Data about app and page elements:
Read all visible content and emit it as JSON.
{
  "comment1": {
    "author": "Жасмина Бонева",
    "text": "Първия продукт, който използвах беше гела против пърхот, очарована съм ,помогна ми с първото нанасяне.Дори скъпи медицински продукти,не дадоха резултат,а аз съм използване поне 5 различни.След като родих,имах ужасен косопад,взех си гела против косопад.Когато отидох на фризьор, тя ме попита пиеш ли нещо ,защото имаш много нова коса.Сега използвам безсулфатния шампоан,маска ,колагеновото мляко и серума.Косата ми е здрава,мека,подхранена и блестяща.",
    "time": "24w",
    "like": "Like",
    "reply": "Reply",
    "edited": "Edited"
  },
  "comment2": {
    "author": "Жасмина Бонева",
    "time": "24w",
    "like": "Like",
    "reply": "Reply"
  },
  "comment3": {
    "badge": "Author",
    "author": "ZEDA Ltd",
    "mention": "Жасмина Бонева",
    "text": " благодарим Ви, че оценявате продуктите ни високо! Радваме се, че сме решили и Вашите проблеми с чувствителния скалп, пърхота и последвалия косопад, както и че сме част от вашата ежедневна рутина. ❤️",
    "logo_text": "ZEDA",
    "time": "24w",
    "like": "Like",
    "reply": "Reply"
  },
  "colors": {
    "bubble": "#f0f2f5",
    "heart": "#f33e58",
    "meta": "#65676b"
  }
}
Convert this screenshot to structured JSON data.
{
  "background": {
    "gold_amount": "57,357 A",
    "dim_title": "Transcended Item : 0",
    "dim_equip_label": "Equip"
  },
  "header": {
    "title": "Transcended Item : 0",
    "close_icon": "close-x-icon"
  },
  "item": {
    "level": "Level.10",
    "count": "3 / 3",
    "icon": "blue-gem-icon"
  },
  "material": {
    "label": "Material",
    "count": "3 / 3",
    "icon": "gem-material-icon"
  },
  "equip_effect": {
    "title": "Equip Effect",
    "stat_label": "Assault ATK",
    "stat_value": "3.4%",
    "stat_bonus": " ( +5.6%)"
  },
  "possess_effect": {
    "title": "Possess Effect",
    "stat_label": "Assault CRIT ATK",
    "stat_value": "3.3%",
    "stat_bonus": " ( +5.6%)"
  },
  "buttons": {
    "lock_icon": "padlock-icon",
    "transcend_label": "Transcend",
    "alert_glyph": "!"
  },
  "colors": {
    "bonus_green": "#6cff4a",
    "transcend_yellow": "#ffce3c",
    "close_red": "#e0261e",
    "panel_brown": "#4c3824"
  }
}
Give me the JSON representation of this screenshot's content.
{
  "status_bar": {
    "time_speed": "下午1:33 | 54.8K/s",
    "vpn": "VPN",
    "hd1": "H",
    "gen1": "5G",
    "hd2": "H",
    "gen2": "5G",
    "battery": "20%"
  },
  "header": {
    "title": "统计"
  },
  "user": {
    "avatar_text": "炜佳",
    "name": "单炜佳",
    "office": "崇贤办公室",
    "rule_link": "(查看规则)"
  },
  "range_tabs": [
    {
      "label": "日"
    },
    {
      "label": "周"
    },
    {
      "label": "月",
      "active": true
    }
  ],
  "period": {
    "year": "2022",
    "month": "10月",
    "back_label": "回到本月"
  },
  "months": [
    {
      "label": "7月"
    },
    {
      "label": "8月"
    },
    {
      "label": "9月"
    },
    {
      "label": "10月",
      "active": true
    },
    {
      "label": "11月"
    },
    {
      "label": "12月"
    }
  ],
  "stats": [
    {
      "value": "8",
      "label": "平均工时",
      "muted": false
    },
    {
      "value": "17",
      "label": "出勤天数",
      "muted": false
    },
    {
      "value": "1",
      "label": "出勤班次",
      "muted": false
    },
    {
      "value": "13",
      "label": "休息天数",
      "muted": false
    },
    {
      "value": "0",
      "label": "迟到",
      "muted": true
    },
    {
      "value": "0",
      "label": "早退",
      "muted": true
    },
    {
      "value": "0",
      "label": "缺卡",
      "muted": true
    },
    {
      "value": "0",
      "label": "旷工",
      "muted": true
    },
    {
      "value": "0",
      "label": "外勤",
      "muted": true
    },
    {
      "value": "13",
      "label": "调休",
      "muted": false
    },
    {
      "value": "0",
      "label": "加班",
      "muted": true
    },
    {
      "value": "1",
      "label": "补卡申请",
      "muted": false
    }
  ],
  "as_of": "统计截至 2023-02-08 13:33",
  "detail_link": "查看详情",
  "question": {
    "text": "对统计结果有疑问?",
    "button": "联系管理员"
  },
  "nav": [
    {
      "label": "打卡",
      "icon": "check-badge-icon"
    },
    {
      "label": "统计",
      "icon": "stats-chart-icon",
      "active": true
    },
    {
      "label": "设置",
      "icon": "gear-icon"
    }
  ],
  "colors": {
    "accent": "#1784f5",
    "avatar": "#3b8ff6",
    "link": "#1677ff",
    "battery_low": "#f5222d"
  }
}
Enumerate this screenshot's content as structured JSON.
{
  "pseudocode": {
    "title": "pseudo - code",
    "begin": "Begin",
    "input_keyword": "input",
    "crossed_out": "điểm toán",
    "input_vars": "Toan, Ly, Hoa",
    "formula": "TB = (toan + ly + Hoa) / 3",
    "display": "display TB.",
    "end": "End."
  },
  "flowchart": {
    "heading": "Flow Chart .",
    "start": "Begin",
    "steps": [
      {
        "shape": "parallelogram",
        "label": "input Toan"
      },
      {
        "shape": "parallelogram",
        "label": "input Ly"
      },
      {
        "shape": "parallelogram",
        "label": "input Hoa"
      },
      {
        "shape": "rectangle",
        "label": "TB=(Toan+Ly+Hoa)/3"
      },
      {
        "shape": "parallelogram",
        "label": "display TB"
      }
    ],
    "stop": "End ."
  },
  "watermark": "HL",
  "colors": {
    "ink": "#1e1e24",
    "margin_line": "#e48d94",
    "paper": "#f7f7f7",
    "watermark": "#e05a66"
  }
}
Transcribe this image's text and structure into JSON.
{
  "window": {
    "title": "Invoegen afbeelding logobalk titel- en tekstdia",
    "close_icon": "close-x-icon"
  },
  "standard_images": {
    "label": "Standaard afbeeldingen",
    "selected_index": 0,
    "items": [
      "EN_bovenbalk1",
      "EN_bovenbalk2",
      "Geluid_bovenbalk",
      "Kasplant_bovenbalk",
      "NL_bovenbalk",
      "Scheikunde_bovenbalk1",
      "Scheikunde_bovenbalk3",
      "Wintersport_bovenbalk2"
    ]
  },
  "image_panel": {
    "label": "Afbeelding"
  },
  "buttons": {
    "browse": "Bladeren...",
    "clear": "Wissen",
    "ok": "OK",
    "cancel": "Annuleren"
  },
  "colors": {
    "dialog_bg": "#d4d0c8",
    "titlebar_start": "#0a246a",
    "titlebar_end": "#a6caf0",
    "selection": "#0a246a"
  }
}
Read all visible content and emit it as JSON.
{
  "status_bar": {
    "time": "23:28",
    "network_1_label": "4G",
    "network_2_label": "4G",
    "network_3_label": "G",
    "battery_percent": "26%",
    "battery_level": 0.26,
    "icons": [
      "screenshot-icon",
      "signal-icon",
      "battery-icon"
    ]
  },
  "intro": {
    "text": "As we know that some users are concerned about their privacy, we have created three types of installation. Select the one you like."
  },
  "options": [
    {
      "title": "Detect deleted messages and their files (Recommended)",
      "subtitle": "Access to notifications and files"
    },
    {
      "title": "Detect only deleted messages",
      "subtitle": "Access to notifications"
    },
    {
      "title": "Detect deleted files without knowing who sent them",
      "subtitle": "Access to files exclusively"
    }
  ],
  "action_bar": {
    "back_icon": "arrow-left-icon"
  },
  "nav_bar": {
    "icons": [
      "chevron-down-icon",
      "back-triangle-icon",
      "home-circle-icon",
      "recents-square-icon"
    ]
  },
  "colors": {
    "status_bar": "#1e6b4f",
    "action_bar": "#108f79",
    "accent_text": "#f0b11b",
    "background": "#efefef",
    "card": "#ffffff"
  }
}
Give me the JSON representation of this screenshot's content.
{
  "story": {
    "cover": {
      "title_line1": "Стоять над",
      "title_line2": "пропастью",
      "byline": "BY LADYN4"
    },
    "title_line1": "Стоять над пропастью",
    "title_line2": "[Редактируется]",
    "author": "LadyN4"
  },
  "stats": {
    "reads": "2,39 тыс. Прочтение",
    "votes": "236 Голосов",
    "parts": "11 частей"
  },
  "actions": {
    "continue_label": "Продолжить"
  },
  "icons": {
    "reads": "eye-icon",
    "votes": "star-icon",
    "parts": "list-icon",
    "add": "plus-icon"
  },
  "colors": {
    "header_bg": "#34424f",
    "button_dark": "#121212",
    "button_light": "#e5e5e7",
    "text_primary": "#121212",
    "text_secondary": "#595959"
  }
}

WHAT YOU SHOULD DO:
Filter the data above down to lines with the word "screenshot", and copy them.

EXPECTED ANSWER:
Convert this screenshot to structured JSON data.
Give me the JSON representation of this screenshot's content.
Enumerate this screenshot's content as structured JSON.
      "screenshot-icon",
Give me the JSON representation of this screenshot's content.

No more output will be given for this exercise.